While possession of drug paraphernalia is not considered among the most serious of crimes outlined in the New Jersey Code of Criminal Justice, it does still carry jail time and a fine if a person is convicted of it. Graded as a disorderly persons offense, being convicted of the crime of possession of drug paraphernalia as defined by N.J.S.A. 2C:36-2, may subject a defendant to a maximum statutory penalty of $1,000 and a 6-month sentence in county jail. Because even one day in jail is a sentence that is too long, it is important that those arrested and charged with the crime of drug paraphernalia understand the elements of the crime and how to defend themselves against this charge.
Elements of the Crime of Possession of Drug Paraphernalia

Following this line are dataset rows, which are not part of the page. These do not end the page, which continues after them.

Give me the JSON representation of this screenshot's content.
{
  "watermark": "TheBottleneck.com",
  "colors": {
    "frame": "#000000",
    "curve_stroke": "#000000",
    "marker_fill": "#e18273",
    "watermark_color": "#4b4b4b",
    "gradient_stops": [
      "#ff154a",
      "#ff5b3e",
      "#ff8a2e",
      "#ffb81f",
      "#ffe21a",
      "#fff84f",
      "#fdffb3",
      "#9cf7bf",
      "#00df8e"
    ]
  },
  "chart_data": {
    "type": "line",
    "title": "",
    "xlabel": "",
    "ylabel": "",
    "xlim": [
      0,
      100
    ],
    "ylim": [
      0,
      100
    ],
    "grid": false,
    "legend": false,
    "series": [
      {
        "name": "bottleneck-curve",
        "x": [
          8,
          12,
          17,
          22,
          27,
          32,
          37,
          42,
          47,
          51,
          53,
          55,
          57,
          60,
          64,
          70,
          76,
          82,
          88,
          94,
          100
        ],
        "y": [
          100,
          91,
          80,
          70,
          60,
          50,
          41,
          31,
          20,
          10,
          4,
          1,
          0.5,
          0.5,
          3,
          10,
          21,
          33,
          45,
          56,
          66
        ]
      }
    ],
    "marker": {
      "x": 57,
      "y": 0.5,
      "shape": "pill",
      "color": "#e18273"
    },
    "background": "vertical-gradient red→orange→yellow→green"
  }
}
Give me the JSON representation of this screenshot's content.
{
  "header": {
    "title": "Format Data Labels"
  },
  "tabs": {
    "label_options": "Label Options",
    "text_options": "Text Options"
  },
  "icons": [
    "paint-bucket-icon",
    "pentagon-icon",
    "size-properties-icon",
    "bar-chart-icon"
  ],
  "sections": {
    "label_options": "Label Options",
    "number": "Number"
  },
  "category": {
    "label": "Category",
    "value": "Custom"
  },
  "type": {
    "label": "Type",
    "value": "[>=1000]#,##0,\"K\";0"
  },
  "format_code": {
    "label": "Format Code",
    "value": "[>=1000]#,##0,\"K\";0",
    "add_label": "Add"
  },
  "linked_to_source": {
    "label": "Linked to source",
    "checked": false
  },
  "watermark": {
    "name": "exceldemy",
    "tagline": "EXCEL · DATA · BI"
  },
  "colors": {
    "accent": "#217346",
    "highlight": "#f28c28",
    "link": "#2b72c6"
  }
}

The statute that defines the crime of drug paraphernalia, N.J.S.A.2C:36-2, reads, in pertinent part, as follows: “It shall be unlawful for any person to use, or to possess with intent to use, drug paraphernalia to plant, propagate, cultivate, grow, harvest, manufacture, compound, convert, produce, process, prepare, test, analyze, pack, repack, store, contain, conceal, ingest, inhale, or otherwise introduce into the human body a controlled dangerous substance, controlled substance analog or toxic chemical in violation of the provisions of chapter 35 of this title.” While the statute itself does not define the term “drug paraphernalia,” it provides important information about what the prosecutor has to prove in order to convict someone of this crime. Specifically, it requires the prosecutor to prove that: (1) the person actually possessed an item; and (2) the specific intent of that person in possessing said item was to use it to make, consume, or prepare for the sale of drugs.
Defending Against a Charge of Possession of Drug Paraphernalia
Given the circumstances surrounding a particular case, it may be easy for the prosecution to prove these two elements of the crime. For example, if a defendant is observed using or holding the item when police arrest him or her for possession of drug paraphernalia, it is hard to dispute that the defendant actually possessed the item in question. Moreover, if the item is filled with drugs at the time the defendant is arrested, it is equally as hard to dispute that the defendant was not using the item for drug-related purposes.
However, in other situations, defendants may have viable defenses if arrested and charged with the possession of drug paraphernalia. For example, if police arrest a defendant for this crime and the defendant is not holding the item described as drug paraphernalia, then a defendant can argue that they do not own the item and that they did not possess the item. This type of defense is most successful if the item is found in a different geographical location from where the defendant was arrested or when there are multiple people surrounding the one item who could also be considered the possessor of the item. Again, this defense is not always successful given that prosecutors can argue that the defendant, while not in physical possession of the item, was in constructive possession of it. Moreover, defendants charged with possession of drug paraphernalia can also pursue the defense that they possessed the item in question for some lawful purpose, and not for a drug-related purpose. This defense may be successful if there is no drug residue in the item.
Contact an Experienced Hamilton Drug Defense Attorney About Your Possession of Drug Paraphernalia Charges in New Jersey
Have you been charged with a drug-related offense in New Jersey? A drug crime conviction can carry with it heavy fines, jail time, and driver’s license suspension! That is why it is imperative that you speak with a qualified criminal defense lawyer about your case. Lauren E. Scardella, Esquire of the Law Offices of Lauren E. Scardella represents clients charged with use, possession, production, distribution, and related drug offenses in Hamilton, Camden, Trenton, and throughout New Jersey. Call 609-372-5285 or fill out our confidential online form to schedule a free consultation about your case. We have an office located at 2653 Nottingham Way, Ste 1, Hamilton, NJ 08619.
The articles on this blog are for informative purposes only and are no substitute for legal advice or an attorney-client relationship. If you are seeking legal advice, please contact our law firm directly.